The participants were asked to compete journals describing their specific experiences in desiring things, tell personal stories in semi-structured in depth interviews. The paper looks at the success and failures of its own research and the implications on future research.
It states consumption is becoming more playful and links and differentiates desire from impulse consumption and compulsive consumption. I will aim to unpack The fire of desire a multisited differences between the meanings behind physical possessions and digital possessions and which holds greater significance in the lives on these individuals.
One may ask, what is vain consumption and how is this different to consumption? They were also asked to complete projective tasks involving collage construction.
Does that person feel less successful when they delete that picture, or lose their gaming progress due to a malfunction?
The journal critically examines other literature that touches upon desire including Campbell who suggests a cycle in which consumers savor desire as an anticipatory pleasure. The idea of self gifts is also analysed and compared to compulsive consumption as in both cases the object itself is often secondary compared to the process of obtaining.
Do we know the extent of gift giving for instance? There is something appealing in asking the question, not in positive terms, as in successfully transferring goods from one stage of their biographies to the next, but rather looking at the failures.
The paper also describes work that studies consumer strategies and efforts to control emotional urges.
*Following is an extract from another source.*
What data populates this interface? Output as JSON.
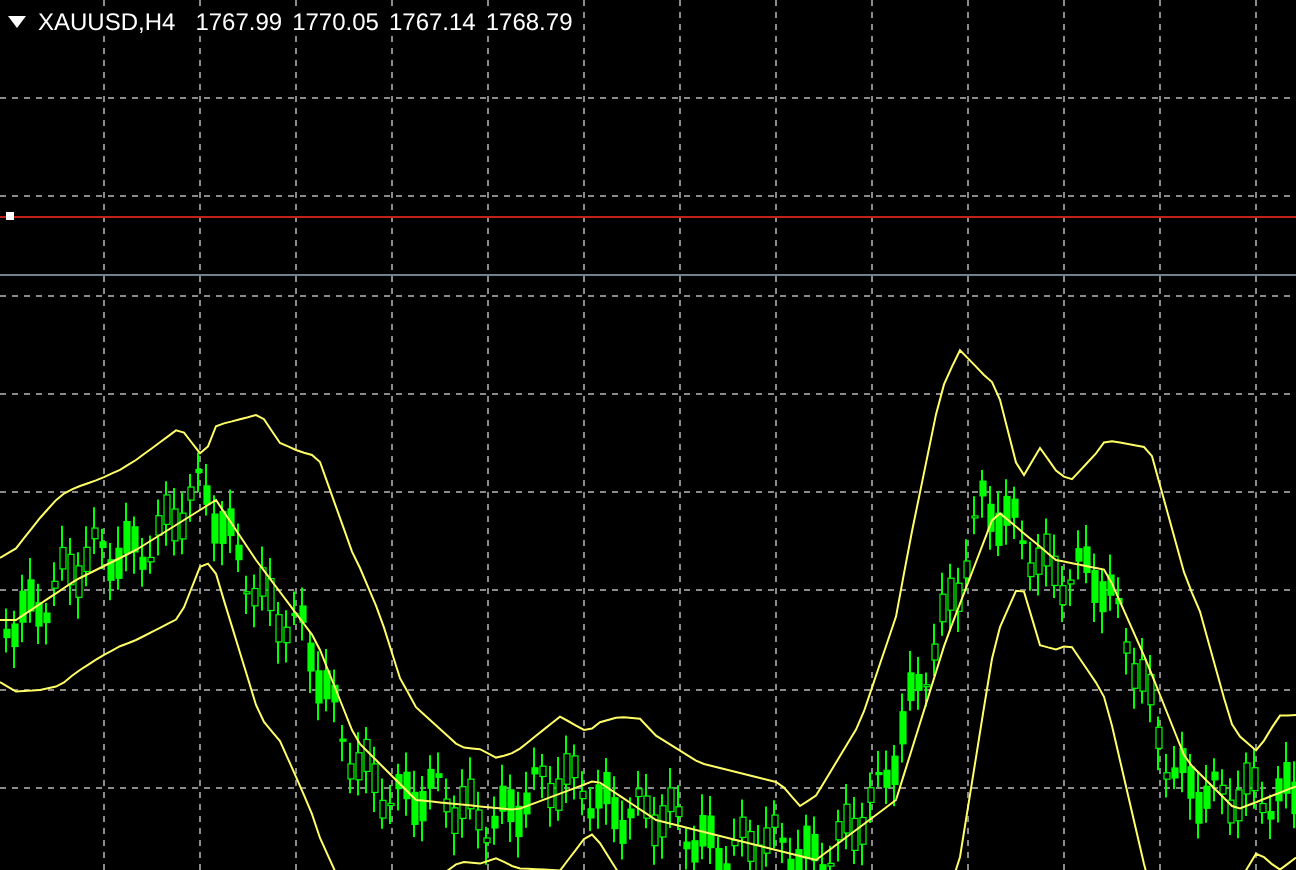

Written by amyoconnor11 on. I think that this would be a great area to study and further our knowledge on post-divestment relationships.
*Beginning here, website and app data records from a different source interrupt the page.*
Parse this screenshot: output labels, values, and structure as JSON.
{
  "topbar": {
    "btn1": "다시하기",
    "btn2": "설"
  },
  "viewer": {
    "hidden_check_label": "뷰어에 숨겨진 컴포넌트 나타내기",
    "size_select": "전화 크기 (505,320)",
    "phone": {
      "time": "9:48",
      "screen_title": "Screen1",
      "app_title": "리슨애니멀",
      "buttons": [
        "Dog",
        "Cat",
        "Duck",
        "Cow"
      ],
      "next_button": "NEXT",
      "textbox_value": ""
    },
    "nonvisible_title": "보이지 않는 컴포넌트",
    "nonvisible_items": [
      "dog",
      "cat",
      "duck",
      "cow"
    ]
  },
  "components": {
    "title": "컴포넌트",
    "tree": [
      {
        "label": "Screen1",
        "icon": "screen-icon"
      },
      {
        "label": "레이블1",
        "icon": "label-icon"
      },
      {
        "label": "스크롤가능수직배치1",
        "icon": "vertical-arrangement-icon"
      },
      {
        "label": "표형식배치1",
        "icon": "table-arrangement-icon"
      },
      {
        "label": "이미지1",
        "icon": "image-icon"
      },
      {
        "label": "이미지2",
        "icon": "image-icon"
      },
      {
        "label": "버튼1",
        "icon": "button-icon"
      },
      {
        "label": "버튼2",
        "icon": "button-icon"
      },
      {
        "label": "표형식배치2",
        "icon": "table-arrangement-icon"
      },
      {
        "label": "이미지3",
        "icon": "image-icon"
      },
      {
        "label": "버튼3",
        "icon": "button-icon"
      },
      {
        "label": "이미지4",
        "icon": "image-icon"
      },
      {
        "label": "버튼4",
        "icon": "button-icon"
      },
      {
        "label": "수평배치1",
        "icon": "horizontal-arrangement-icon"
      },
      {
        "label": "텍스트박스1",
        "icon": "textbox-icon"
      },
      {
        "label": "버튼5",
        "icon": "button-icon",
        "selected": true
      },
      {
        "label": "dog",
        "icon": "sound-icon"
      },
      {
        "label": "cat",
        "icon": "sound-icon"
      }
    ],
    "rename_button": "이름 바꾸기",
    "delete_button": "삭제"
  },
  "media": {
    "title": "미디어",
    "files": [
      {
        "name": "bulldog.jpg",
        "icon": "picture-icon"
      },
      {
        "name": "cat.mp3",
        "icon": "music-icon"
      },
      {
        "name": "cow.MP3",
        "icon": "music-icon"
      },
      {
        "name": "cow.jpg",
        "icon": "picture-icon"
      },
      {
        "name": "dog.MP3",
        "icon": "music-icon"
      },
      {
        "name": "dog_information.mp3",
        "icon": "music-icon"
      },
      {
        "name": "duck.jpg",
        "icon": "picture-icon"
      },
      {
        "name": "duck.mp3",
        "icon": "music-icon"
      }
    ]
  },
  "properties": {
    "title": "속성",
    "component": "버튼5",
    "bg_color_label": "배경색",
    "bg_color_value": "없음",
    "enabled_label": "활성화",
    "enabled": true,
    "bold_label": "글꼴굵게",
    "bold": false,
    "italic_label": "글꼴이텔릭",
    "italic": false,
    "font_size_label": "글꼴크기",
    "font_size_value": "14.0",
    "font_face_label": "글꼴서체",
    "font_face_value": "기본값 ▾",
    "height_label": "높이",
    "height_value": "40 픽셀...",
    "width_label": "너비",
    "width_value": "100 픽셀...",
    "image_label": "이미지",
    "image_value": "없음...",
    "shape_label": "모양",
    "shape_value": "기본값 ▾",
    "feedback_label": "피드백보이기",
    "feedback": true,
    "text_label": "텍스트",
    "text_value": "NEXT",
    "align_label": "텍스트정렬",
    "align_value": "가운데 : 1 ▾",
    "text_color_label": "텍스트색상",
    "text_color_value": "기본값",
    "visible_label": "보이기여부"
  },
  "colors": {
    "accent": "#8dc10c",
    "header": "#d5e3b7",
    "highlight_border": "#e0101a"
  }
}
We still have had the relationship with that object in our memories but has it a much lesser effect once we no longer are in possession of it? This paper may be useful in helping refine the idea further: I would like to focus on these areas for my project and I think that it poses some very interesting questions and arguments.
After gaining an understanding of the meanings and significance these objects have for their respective owners, it will be interesting to look at Lastovicka et al.
There were an equal mix of males and females and they were most often young and middle class. Janice Denegri-Knott October 23, Whilst your intentions are driven by well placed curiosity, I think the problem may be that we there is a strong assumption here that digital virtual consumption is vain consumption.
Other key themes studies in relation to desire in the journal are: It will be interesting to investigate the meanings of objects and the biographies they develop among their owners.
Trackback from your site. Could a woman who felt gorgeous in a particular dress still access that same feeling of beauty when that dress is given to a charity shop? How big is the market?
All participants freely associated desire with other contructs such as admiration and, intense wanting and longing. The finding were lengthy and really interesting, the first set of findings included: What qualifies as digital gift? The focus on dyadic gift giving seems appropriate, but again will need to be justified.
Exploring how consumers derive value from disposition of possessions. It also opens the readers mind and really informs them on the idea of desire, in addition it sparked areas of interest around areas of future research which need to be conducted.
A Multisited Inquiry into consumer passion. This may shed light light on the processes themselves and give us a better idea of the core function they fulfill. In conclusion this journal is thorough, easy to read and full of interesting accounts and stories from the participants.
Additionally, I would like to see if the effects on the relationship would be the same if the possession was digital. Wants and needs Desire within a social template, how our desires are influenced by society The psychoanalytic view of desire as an unconscious longing for material love that was frustrated during childhood and Freuds view that sexual desire is the overarching source for other forms of desire.
The Fire of Desire. He comments on the various divestment rituals that are attached to objects that hold different meanings. Forced divestment seems October 24, I think there is some work that has examined the issue of gift giving at a collective level- for instance Giesler look at Naspter as a gift giving system, which could be revisited in order to help you craft a good justification for the need for further research.
Janice Denegri-Knott October 24, There is something in your first idea. You must be logged in to post a comment.Oxford University Press is a department of the University of Oxford.
It furthers the University's objective of excellence in research, scholarship, and education by publishing worldwide. Desire is the motivating force behind much of contemporary consumption. Yet consumer research has devoted little specific attention to passionate and fanciful consumer desire.
This article is grounded in consumers' everyday experiences of longing for and fantasizing about particular goods. Based on journals, interviews, projective data, and inquiries into daily discourses in three cultures. The Fire of Desire: A Multi-Sited Inquiry into Consumer Passion Research output: Contribution to journal › Journal article › Research › peer-review Overview.
The fire of desire: a multisited inquiry into consumer passion. Authors. Soren Askegaard + 3. Soren Askegaard Download with Google Download with Facebook or download with email. The fire of desire: a multisited inquiry into consumer passion.
Download. The fire of desire: a multisited inquiry into consumer passion. Authors. Soren Askegaard. Belk, RW, Ger, G, Askegaard, S () The fire of desire: A multisited inquiry into consumer passion.
Journal of Consumer Research Desire is the motivating force behind much of contemporary consumption. Yet, consumer research has devoted little specific attention to passionate and fanciful consumer desire. This paper is grounded in consumers' everyday experiences of longing for and fantasizing about particular goods.